AFL urges workplace focus in government’s mental health care review
Edmonton – Alberta’s workplaces have a key role in improving mental health care in the province.
In a submission to the provincial government’s Mental Health Review Panel, the Alberta Federation of Labour identified key ways in which workplaces are vital in improving mental health care outcomes for Albertans.
“Most of us spend a lot of our waking hours with our co-workers – but because of the stigma around mental health, many people in workplaces don’t ask for help when they could, and don’t ask for help when they need it,” Alberta Federation of Labour secretary treasurer Siobhán Vipond said. “Everyone has a role to play in building support for workers experiencing mental health issues – employers, unions, individuals and government. We need to build awareness and understanding of mental health in the workplace, and reduce barriers to treatment. It’s the right thing to do on a moral and ethical level, but it’s also the right thing to do from the perspective of businesses and the economy.”
In Alberta, the effects of mental illness costs the economy about $14.4 billion dollars annually through lost time, through lost productivity, through higher employee turnover, and through heightened organizational risk.
“Mental health affects the work lives of many Albertans,” Vipond said. “About one in five Albertans is likely to experience mental health issues in their lifetimes.

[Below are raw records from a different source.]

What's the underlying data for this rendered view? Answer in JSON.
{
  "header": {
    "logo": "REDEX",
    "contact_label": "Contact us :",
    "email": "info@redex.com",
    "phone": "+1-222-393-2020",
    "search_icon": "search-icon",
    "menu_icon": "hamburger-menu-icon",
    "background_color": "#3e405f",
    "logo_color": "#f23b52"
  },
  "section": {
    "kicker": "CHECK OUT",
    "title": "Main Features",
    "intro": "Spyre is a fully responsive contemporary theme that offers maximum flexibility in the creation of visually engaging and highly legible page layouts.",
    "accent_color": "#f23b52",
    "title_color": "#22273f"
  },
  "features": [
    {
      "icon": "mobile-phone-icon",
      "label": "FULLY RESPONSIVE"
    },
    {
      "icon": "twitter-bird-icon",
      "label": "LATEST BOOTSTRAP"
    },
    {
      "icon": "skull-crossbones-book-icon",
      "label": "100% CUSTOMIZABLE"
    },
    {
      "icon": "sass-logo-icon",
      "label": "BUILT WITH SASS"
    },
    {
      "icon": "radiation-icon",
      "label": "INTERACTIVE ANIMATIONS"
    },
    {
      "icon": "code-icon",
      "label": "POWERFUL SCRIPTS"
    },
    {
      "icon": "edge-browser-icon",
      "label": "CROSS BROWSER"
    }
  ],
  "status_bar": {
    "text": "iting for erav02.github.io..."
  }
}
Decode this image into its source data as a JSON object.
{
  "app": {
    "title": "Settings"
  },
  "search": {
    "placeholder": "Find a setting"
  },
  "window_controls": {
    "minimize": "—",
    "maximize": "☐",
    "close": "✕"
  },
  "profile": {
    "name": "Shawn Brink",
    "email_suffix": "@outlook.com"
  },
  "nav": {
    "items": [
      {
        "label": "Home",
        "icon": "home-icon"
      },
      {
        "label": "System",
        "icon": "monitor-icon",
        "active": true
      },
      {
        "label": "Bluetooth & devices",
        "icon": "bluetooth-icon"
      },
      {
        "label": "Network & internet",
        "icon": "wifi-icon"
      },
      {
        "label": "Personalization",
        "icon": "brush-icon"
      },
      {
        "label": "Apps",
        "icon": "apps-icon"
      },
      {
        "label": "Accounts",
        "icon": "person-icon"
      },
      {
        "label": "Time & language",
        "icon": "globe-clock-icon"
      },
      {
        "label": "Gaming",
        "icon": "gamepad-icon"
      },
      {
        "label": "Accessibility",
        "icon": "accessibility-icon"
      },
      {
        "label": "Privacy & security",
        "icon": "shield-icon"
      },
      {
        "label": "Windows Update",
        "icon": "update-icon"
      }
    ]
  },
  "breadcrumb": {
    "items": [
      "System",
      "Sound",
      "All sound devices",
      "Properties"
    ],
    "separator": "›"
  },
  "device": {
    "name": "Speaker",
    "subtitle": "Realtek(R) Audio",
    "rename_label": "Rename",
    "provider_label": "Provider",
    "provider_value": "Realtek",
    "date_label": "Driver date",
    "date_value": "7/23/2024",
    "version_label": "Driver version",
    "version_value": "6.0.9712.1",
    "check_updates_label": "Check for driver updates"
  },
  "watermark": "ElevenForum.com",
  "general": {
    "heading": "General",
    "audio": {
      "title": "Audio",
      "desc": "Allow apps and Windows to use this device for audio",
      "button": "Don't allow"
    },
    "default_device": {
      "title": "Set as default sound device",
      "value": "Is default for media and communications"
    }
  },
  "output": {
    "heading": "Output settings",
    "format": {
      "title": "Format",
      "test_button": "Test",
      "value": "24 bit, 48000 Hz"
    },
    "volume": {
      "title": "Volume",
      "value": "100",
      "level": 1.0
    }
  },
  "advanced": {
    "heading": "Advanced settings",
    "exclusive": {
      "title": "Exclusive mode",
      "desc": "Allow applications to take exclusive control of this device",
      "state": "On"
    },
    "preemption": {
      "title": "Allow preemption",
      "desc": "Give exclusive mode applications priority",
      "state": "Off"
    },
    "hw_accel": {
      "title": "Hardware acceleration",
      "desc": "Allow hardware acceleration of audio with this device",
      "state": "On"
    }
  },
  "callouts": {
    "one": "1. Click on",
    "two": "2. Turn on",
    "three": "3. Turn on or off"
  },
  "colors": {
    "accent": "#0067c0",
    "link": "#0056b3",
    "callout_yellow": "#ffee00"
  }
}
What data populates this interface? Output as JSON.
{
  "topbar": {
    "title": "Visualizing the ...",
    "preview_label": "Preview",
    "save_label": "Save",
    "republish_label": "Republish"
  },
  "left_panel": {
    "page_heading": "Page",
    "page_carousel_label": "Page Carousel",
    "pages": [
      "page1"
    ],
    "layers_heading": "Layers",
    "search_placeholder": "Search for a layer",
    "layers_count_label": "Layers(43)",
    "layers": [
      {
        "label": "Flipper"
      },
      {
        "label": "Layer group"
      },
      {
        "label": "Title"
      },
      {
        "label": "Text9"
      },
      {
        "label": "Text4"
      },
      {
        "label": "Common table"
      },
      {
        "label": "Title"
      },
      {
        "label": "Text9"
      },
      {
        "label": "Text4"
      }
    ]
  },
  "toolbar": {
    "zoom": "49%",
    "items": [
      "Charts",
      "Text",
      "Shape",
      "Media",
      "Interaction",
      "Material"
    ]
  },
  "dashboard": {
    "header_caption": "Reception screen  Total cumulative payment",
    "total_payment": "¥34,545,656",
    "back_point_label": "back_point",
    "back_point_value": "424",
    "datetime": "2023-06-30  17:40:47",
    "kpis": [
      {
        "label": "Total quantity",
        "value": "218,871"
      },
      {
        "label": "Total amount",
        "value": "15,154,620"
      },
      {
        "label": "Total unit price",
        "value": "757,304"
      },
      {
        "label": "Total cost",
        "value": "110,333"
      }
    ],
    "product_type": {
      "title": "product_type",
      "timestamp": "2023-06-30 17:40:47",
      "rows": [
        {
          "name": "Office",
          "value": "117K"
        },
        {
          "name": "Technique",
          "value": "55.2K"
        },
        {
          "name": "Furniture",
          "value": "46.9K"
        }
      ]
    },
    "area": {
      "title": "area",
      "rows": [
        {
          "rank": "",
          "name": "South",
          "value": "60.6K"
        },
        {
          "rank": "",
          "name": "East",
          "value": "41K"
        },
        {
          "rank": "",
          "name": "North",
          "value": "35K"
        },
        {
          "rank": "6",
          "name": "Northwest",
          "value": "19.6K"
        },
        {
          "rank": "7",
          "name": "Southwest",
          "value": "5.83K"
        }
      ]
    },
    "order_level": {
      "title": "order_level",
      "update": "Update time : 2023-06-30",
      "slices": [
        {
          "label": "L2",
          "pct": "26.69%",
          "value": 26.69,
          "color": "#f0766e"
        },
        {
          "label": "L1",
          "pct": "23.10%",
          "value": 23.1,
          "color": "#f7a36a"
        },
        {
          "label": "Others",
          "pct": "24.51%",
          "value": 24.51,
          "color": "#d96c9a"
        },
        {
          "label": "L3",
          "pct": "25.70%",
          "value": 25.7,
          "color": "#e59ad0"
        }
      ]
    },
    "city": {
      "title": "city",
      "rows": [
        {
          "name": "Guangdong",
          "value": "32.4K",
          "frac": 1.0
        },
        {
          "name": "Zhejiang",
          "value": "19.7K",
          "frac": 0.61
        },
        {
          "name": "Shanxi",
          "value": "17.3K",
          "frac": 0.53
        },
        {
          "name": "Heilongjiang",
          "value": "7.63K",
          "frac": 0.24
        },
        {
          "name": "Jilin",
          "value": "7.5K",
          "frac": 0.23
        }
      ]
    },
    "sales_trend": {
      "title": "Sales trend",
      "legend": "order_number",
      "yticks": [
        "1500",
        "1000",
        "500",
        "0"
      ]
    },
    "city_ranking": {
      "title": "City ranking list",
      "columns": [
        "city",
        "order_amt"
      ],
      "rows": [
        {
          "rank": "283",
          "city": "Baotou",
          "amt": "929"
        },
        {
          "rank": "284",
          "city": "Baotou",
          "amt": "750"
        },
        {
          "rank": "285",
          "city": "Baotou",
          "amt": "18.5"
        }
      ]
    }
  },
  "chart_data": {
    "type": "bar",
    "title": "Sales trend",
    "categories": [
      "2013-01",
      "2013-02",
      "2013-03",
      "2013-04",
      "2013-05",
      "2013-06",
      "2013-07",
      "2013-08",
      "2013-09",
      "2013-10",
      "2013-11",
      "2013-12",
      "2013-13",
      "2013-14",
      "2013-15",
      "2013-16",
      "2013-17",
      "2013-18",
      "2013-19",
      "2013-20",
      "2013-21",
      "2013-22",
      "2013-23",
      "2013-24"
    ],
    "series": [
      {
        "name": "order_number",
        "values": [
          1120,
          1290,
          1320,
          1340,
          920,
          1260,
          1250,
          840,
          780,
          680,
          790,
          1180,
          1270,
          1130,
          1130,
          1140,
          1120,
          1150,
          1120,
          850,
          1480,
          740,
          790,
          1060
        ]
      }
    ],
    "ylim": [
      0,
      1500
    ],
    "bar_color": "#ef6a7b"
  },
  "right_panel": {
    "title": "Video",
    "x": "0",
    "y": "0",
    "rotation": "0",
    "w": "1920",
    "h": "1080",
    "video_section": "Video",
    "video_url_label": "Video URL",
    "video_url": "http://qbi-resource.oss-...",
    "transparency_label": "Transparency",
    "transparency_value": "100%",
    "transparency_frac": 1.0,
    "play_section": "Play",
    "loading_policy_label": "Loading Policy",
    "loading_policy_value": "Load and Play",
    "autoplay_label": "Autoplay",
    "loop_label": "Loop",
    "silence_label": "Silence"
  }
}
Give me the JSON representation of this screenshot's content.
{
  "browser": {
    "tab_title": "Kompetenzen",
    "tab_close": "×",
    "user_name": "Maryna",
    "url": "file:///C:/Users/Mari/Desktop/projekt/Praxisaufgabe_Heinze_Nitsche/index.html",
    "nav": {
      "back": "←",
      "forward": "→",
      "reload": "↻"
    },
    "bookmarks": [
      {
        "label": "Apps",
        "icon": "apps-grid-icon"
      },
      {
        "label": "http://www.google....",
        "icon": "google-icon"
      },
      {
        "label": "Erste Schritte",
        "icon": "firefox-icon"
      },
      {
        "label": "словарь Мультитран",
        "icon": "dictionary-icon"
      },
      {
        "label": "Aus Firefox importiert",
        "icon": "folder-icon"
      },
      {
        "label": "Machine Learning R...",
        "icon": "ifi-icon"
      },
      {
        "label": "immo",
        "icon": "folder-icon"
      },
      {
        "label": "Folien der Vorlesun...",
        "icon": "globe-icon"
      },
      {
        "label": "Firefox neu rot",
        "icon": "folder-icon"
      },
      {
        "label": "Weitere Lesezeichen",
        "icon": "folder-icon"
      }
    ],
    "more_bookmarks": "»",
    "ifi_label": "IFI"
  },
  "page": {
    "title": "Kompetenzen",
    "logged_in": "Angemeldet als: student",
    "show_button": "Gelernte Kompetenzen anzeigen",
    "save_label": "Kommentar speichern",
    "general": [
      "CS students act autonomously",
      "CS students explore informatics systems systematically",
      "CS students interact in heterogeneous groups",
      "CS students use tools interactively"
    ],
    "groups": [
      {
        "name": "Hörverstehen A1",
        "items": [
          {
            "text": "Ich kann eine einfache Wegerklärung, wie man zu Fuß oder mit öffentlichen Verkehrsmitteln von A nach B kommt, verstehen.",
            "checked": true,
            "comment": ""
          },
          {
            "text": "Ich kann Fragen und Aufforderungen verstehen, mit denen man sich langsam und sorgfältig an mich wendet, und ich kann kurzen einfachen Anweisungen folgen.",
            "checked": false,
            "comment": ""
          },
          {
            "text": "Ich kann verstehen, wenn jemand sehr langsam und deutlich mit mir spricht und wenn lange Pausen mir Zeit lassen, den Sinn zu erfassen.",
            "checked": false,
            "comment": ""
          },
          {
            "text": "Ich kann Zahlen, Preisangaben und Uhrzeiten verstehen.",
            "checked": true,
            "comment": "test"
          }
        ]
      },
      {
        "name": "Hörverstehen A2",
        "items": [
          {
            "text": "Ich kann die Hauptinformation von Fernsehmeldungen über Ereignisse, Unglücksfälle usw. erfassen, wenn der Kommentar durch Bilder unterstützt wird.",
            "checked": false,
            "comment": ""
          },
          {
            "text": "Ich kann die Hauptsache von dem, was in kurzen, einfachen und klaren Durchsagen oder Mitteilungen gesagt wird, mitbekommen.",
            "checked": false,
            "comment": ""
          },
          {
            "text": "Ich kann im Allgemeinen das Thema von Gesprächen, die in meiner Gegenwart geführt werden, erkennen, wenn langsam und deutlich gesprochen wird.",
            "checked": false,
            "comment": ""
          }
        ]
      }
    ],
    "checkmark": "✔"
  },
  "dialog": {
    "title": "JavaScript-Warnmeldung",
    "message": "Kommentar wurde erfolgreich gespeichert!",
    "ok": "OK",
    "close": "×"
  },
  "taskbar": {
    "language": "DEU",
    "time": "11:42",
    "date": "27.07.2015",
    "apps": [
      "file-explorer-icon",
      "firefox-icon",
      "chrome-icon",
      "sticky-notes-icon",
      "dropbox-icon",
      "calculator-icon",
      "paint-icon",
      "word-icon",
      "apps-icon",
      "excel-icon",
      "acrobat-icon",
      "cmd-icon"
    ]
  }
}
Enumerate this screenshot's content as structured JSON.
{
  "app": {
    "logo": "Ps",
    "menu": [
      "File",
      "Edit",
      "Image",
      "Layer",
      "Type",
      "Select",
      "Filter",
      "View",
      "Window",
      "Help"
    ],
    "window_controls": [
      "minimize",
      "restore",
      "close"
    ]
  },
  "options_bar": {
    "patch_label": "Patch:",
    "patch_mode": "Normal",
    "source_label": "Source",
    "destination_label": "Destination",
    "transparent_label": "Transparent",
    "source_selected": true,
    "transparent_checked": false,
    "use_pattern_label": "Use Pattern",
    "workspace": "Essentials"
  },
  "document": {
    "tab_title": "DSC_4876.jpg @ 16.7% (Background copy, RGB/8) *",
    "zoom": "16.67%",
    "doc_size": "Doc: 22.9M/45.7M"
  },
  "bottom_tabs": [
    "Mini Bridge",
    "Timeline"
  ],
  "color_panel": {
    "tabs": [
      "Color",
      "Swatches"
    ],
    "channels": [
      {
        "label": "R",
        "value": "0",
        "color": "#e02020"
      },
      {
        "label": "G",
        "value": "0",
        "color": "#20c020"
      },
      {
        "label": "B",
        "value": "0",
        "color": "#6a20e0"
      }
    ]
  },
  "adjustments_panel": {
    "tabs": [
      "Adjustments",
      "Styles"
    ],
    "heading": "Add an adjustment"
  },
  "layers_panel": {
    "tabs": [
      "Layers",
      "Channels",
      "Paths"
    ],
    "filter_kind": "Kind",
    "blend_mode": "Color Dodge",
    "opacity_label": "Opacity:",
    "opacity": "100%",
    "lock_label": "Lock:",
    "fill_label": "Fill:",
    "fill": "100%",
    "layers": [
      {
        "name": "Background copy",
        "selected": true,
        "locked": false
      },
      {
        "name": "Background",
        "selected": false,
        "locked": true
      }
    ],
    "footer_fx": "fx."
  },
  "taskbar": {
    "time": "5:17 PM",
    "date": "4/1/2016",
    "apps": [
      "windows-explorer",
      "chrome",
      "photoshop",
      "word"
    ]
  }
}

This can have an impact on productivity and on work relationships, and it can lead to job losses.”
Through a submission to the province’s Mental Health Review panel, the Alberta Federation of Labour urged the government to implement guidelines and standards to guarantee basic rights and protections for workers at risk of mental health issues, and to implement measures to ensure workplace supports that can help avoid or mitigate mental health issues.
“In many cases, earlier access to supports or treatments can have an enormous effect,” Vipond said. “And reducing the stigma around mental health reduces the barriers to treatment. This is particularly important for first responders and other front-line workers.”
Olav Rokne, Communications Director, Alberta Federation of Labour at 780.218.4351 (cell)
or via e-mail firstname.lastname@example.org